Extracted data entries
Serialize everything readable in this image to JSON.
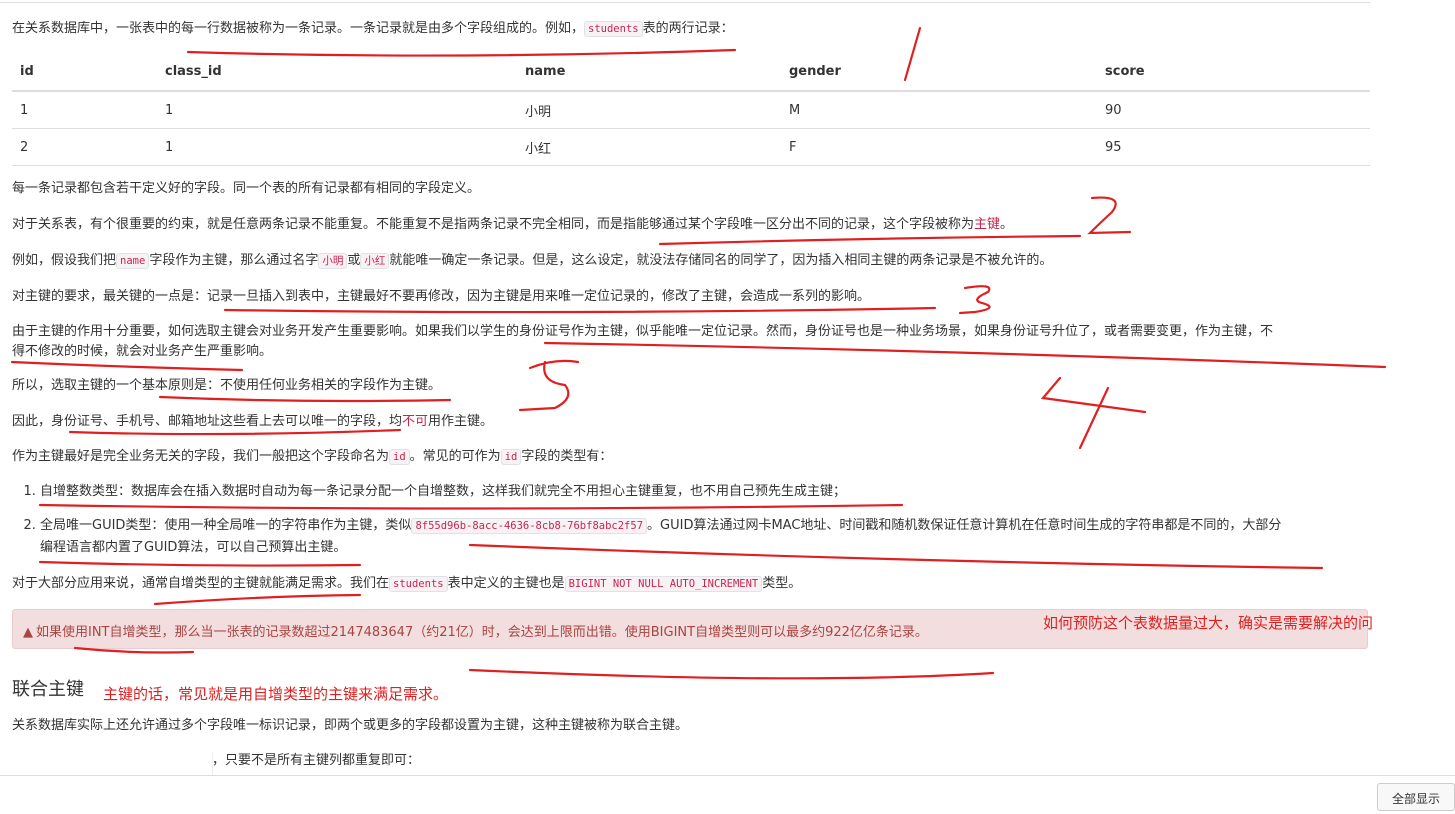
{
  "p1": {
    "pre": "在关系数据库中，一张表中的每一行数据被称为一条记录。一条记录就是由多个字段组成的。例如，",
    "code": "students",
    "post": "表的两行记录："
  },
  "table": {
    "headers": [
      "id",
      "class_id",
      "name",
      "gender",
      "score"
    ],
    "rows": [
      [
        "1",
        "1",
        "小明",
        "M",
        "90"
      ],
      [
        "2",
        "1",
        "小红",
        "F",
        "95"
      ]
    ]
  },
  "p2": "每一条记录都包含若干定义好的字段。同一个表的所有记录都有相同的字段定义。",
  "p3": {
    "pre": "对于关系表，有个很重要的约束，就是任意两条记录不能重复。不能重复不是指两条记录不完全相同，而是指能够通过某个字段唯一区分出不同的记录，这个字段被称为",
    "hl": "主键",
    "post": "。"
  },
  "p4": {
    "a": "例如，假设我们把",
    "code1": "name",
    "b": "字段作为主键，那么通过名字",
    "hl1": "小明",
    "c": "或",
    "hl2": "小红",
    "d": "就能唯一确定一条记录。但是，这么设定，就没法存储同名的同学了，因为插入相同主键的两条记录是不被允许的。"
  },
  "p5": "对主键的要求，最关键的一点是：记录一旦插入到表中，主键最好不要再修改，因为主键是用来唯一定位记录的，修改了主键，会造成一系列的影响。",
  "p6a": "由于主键的作用十分重要，如何选取主键会对业务开发产生重要影响。如果我们以学生的身份证号作为主键，似乎能唯一定位记录。然而，身份证号也是一种业务场景，如果身份证号升位了，或者需要变更，作为主键，不",
  "p6b": "得不修改的时候，就会对业务产生严重影响。",
  "p7": "所以，选取主键的一个基本原则是：不使用任何业务相关的字段作为主键。",
  "p8": {
    "pre": "因此，身份证号、手机号、邮箱地址这些看上去可以唯一的字段，均",
    "hl": "不可",
    "post": "用作主键。"
  },
  "p9": {
    "a": "作为主键最好是完全业务无关的字段，我们一般把这个字段命名为",
    "code1": "id",
    "b": "。常见的可作为",
    "code2": "id",
    "c": "字段的类型有："
  },
  "list": {
    "item1": "自增整数类型：数据库会在插入数据时自动为每一条记录分配一个自增整数，这样我们就完全不用担心主键重复，也不用自己预先生成主键；",
    "item2_pre": "全局唯一GUID类型：使用一种全局唯一的字符串作为主键，类似",
    "item2_code": "8f55d96b-8acc-4636-8cb8-76bf8abc2f57",
    "item2_post": "。GUID算法通过网卡MAC地址、时间戳和随机数保证任意计算机在任意时间生成的字符串都是不同的，大部分",
    "item2_line2": "编程语言都内置了GUID算法，可以自己预算出主键。"
  },
  "p10": {
    "a": "对于大部分应用来说，通常自增类型的主键就能满足需求。我们在",
    "code1": "students",
    "b": "表中定义的主键也是",
    "code2": "BIGINT NOT NULL AUTO_INCREMENT",
    "c": "类型。"
  },
  "alert": "如果使用INT自增类型，那么当一张表的记录数超过2147483647（约21亿）时，会达到上限而出错。使用BIGINT自增类型则可以最多约922亿亿条记录。",
  "heading": "联合主键",
  "p11": "关系数据库实际上还允许通过多个字段唯一标识记录，即两个或更多的字段都设置为主键，这种主键被称为联合主键。",
  "p12": "，只要不是所有主键列都重复即可：",
  "notes": {
    "n1": "如何预防这个表数据量过大，确实是需要解决的问",
    "n2": "主键的话，常见就是用自增类型的主键来满足需求。"
  },
  "button": "全部显示",
  "colors": {
    "code": "#c7254e",
    "alert_bg": "#f2dede",
    "alert_text": "#a94442",
    "annotation": "#e02020"
  }
}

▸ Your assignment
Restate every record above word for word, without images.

▸ Your solution
Serialize everything readable in this image to JSON.
{
  "p1": {
    "pre": "在关系数据库中，一张表中的每一行数据被称为一条记录。一条记录就是由多个字段组成的。例如，",
    "code": "students",
    "post": "表的两行记录："
  },
  "table": {
    "headers": [
      "id",
      "class_id",
      "name",
      "gender",
      "score"
    ],
    "rows": [
      [
        "1",
        "1",
        "小明",
        "M",
        "90"
      ],
      [
        "2",
        "1",
        "小红",
        "F",
        "95"
      ]
    ]
  },
  "p2": "每一条记录都包含若干定义好的字段。同一个表的所有记录都有相同的字段定义。",
  "p3": {
    "pre": "对于关系表，有个很重要的约束，就是任意两条记录不能重复。不能重复不是指两条记录不完全相同，而是指能够通过某个字段唯一区分出不同的记录，这个字段被称为",
    "hl": "主键",
    "post": "。"
  },
  "p4": {
    "a": "例如，假设我们把",
    "code1": "name",
    "b": "字段作为主键，那么通过名字",
    "hl1": "小明",
    "c": "或",
    "hl2": "小红",
    "d": "就能唯一确定一条记录。但是，这么设定，就没法存储同名的同学了，因为插入相同主键的两条记录是不被允许的。"
  },
  "p5": "对主键的要求，最关键的一点是：记录一旦插入到表中，主键最好不要再修改，因为主键是用来唯一定位记录的，修改了主键，会造成一系列的影响。",
  "p6a": "由于主键的作用十分重要，如何选取主键会对业务开发产生重要影响。如果我们以学生的身份证号作为主键，似乎能唯一定位记录。然而，身份证号也是一种业务场景，如果身份证号升位了，或者需要变更，作为主键，不",
  "p6b": "得不修改的时候，就会对业务产生严重影响。",
  "p7": "所以，选取主键的一个基本原则是：不使用任何业务相关的字段作为主键。",
  "p8": {
    "pre": "因此，身份证号、手机号、邮箱地址这些看上去可以唯一的字段，均",
    "hl": "不可",
    "post": "用作主键。"
  },
  "p9": {
    "a": "作为主键最好是完全业务无关的字段，我们一般把这个字段命名为",
    "code1": "id",
    "b": "。常见的可作为",
    "code2": "id",
    "c": "字段的类型有："
  },
  "list": {
    "item1": "自增整数类型：数据库会在插入数据时自动为每一条记录分配一个自增整数，这样我们就完全不用担心主键重复，也不用自己预先生成主键；",
    "item2_pre": "全局唯一GUID类型：使用一种全局唯一的字符串作为主键，类似",
    "item2_code": "8f55d96b-8acc-4636-8cb8-76bf8abc2f57",
    "item2_post": "。GUID算法通过网卡MAC地址、时间戳和随机数保证任意计算机在任意时间生成的字符串都是不同的，大部分",
    "item2_line2": "编程语言都内置了GUID算法，可以自己预算出主键。"
  },
  "p10": {
    "a": "对于大部分应用来说，通常自增类型的主键就能满足需求。我们在",
    "code1": "students",
    "b": "表中定义的主键也是",
    "code2": "BIGINT NOT NULL AUTO_INCREMENT",
    "c": "类型。"
  },
  "alert": "如果使用INT自增类型，那么当一张表的记录数超过2147483647（约21亿）时，会达到上限而出错。使用BIGINT自增类型则可以最多约922亿亿条记录。",
  "heading": "联合主键",
  "p11": "关系数据库实际上还允许通过多个字段唯一标识记录，即两个或更多的字段都设置为主键，这种主键被称为联合主键。",
  "p12": "，只要不是所有主键列都重复即可：",
  "notes": {
    "n1": "如何预防这个表数据量过大，确实是需要解决的问",
    "n2": "主键的话，常见就是用自增类型的主键来满足需求。"
  },
  "button": "全部显示",
  "colors": {
    "code": "#c7254e",
    "alert_bg": "#f2dede",
    "alert_text": "#a94442",
    "annotation": "#e02020"
  }
}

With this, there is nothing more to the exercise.